Provided data:
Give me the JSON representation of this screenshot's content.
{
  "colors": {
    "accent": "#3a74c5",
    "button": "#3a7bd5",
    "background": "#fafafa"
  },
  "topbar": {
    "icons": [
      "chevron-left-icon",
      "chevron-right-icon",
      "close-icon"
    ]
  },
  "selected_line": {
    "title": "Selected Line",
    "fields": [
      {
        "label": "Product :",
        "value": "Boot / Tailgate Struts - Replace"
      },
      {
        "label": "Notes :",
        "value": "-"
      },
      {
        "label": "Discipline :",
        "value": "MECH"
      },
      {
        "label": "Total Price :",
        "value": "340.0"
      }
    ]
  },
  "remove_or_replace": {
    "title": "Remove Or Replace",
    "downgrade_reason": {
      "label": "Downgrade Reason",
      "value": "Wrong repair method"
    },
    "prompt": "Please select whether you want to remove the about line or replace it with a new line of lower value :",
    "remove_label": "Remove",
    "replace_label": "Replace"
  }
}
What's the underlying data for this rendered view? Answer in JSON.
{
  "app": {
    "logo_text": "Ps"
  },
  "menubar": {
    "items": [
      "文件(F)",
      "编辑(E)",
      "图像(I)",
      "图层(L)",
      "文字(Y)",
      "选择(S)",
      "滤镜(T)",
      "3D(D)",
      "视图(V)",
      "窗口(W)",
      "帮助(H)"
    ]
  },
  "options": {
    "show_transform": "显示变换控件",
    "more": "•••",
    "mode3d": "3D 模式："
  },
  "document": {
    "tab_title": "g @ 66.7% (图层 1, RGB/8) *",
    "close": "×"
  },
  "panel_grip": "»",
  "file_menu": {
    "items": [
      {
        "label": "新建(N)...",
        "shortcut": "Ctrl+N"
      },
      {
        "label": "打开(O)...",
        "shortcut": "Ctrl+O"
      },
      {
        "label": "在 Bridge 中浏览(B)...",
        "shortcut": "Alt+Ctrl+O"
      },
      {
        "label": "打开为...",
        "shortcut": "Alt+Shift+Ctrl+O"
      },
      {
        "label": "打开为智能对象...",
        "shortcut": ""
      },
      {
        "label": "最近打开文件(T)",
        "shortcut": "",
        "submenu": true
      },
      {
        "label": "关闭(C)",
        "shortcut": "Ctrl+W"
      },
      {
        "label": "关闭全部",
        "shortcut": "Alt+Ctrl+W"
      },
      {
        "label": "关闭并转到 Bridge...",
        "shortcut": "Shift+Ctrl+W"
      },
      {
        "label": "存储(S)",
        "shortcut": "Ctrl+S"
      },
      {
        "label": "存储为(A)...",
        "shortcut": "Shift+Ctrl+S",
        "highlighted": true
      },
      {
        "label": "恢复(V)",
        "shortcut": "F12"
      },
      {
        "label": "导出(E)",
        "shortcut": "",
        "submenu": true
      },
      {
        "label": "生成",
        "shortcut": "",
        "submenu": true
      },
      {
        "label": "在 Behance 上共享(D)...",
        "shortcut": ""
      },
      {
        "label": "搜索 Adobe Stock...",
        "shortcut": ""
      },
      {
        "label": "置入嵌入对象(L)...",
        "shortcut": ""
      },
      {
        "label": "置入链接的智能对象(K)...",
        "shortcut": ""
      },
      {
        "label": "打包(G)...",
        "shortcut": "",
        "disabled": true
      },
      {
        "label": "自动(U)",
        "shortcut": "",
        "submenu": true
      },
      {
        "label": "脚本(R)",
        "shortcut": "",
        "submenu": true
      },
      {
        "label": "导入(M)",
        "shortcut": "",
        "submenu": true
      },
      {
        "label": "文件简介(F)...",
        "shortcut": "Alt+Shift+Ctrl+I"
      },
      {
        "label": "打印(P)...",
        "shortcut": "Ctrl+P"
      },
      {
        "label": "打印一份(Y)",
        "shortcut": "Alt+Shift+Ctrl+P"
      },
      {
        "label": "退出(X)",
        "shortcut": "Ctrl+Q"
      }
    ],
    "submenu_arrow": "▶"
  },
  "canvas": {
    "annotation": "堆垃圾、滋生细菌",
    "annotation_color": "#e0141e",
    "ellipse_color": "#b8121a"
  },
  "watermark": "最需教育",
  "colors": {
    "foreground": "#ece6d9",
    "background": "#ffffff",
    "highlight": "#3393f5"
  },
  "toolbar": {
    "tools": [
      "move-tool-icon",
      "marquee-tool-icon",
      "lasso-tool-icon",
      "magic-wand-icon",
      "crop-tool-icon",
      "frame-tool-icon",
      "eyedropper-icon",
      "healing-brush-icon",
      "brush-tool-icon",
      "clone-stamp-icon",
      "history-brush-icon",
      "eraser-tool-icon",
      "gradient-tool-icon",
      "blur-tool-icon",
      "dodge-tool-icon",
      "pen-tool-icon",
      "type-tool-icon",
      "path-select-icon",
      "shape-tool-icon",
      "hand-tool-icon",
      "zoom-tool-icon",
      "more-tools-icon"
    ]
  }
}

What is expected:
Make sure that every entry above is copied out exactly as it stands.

Answer area:
Give me the JSON representation of this screenshot's content.
{
  "colors": {
    "accent": "#3a74c5",
    "button": "#3a7bd5",
    "background": "#fafafa"
  },
  "topbar": {
    "icons": [
      "chevron-left-icon",
      "chevron-right-icon",
      "close-icon"
    ]
  },
  "selected_line": {
    "title": "Selected Line",
    "fields": [
      {
        "label": "Product :",
        "value": "Boot / Tailgate Struts - Replace"
      },
      {
        "label": "Notes :",
        "value": "-"
      },
      {
        "label": "Discipline :",
        "value": "MECH"
      },
      {
        "label": "Total Price :",
        "value": "340.0"
      }
    ]
  },
  "remove_or_replace": {
    "title": "Remove Or Replace",
    "downgrade_reason": {
      "label": "Downgrade Reason",
      "value": "Wrong repair method"
    },
    "prompt": "Please select whether you want to remove the about line or replace it with a new line of lower value :",
    "remove_label": "Remove",
    "replace_label": "Replace"
  }
}
What's the underlying data for this rendered view? Answer in JSON.
{
  "app": {
    "logo_text": "Ps"
  },
  "menubar": {
    "items": [
      "文件(F)",
      "编辑(E)",
      "图像(I)",
      "图层(L)",
      "文字(Y)",
      "选择(S)",
      "滤镜(T)",
      "3D(D)",
      "视图(V)",
      "窗口(W)",
      "帮助(H)"
    ]
  },
  "options": {
    "show_transform": "显示变换控件",
    "more": "•••",
    "mode3d": "3D 模式："
  },
  "document": {
    "tab_title": "g @ 66.7% (图层 1, RGB/8) *",
    "close": "×"
  },
  "panel_grip": "»",
  "file_menu": {
    "items": [
      {
        "label": "新建(N)...",
        "shortcut": "Ctrl+N"
      },
      {
        "label": "打开(O)...",
        "shortcut": "Ctrl+O"
      },
      {
        "label": "在 Bridge 中浏览(B)...",
        "shortcut": "Alt+Ctrl+O"
      },
      {
        "label": "打开为...",
        "shortcut": "Alt+Shift+Ctrl+O"
      },
      {
        "label": "打开为智能对象...",
        "shortcut": ""
      },
      {
        "label": "最近打开文件(T)",
        "shortcut": "",
        "submenu": true
      },
      {
        "label": "关闭(C)",
        "shortcut": "Ctrl+W"
      },
      {
        "label": "关闭全部",
        "shortcut": "Alt+Ctrl+W"
      },
      {
        "label": "关闭并转到 Bridge...",
        "shortcut": "Shift+Ctrl+W"
      },
      {
        "label": "存储(S)",
        "shortcut": "Ctrl+S"
      },
      {
        "label": "存储为(A)...",
        "shortcut": "Shift+Ctrl+S",
        "highlighted": true
      },
      {
        "label": "恢复(V)",
        "shortcut": "F12"
      },
      {
        "label": "导出(E)",
        "shortcut": "",
        "submenu": true
      },
      {
        "label": "生成",
        "shortcut": "",
        "submenu": true
      },
      {
        "label": "在 Behance 上共享(D)...",
        "shortcut": ""
      },
      {
        "label": "搜索 Adobe Stock...",
        "shortcut": ""
      },
      {
        "label": "置入嵌入对象(L)...",
        "shortcut": ""
      },
      {
        "label": "置入链接的智能对象(K)...",
        "shortcut": ""
      },
      {
        "label": "打包(G)...",
        "shortcut": "",
        "disabled": true
      },
      {
        "label": "自动(U)",
        "shortcut": "",
        "submenu": true
      },
      {
        "label": "脚本(R)",
        "shortcut": "",
        "submenu": true
      },
      {
        "label": "导入(M)",
        "shortcut": "",
        "submenu": true
      },
      {
        "label": "文件简介(F)...",
        "shortcut": "Alt+Shift+Ctrl+I"
      },
      {
        "label": "打印(P)...",
        "shortcut": "Ctrl+P"
      },
      {
        "label": "打印一份(Y)",
        "shortcut": "Alt+Shift+Ctrl+P"
      },
      {
        "label": "退出(X)",
        "shortcut": "Ctrl+Q"
      }
    ],
    "submenu_arrow": "▶"
  },
  "canvas": {
    "annotation": "堆垃圾、滋生细菌",
    "annotation_color": "#e0141e",
    "ellipse_color": "#b8121a"
  },
  "watermark": "最需教育",
  "colors": {
    "foreground": "#ece6d9",
    "background": "#ffffff",
    "highlight": "#3393f5"
  },
  "toolbar": {
    "tools": [
      "move-tool-icon",
      "marquee-tool-icon",
      "lasso-tool-icon",
      "magic-wand-icon",
      "crop-tool-icon",
      "frame-tool-icon",
      "eyedropper-icon",
      "healing-brush-icon",
      "brush-tool-icon",
      "clone-stamp-icon",
      "history-brush-icon",
      "eraser-tool-icon",
      "gradient-tool-icon",
      "blur-tool-icon",
      "dodge-tool-icon",
      "pen-tool-icon",
      "type-tool-icon",
      "path-select-icon",
      "shape-tool-icon",
      "hand-tool-icon",
      "zoom-tool-icon",
      "more-tools-icon"
    ]
  }
}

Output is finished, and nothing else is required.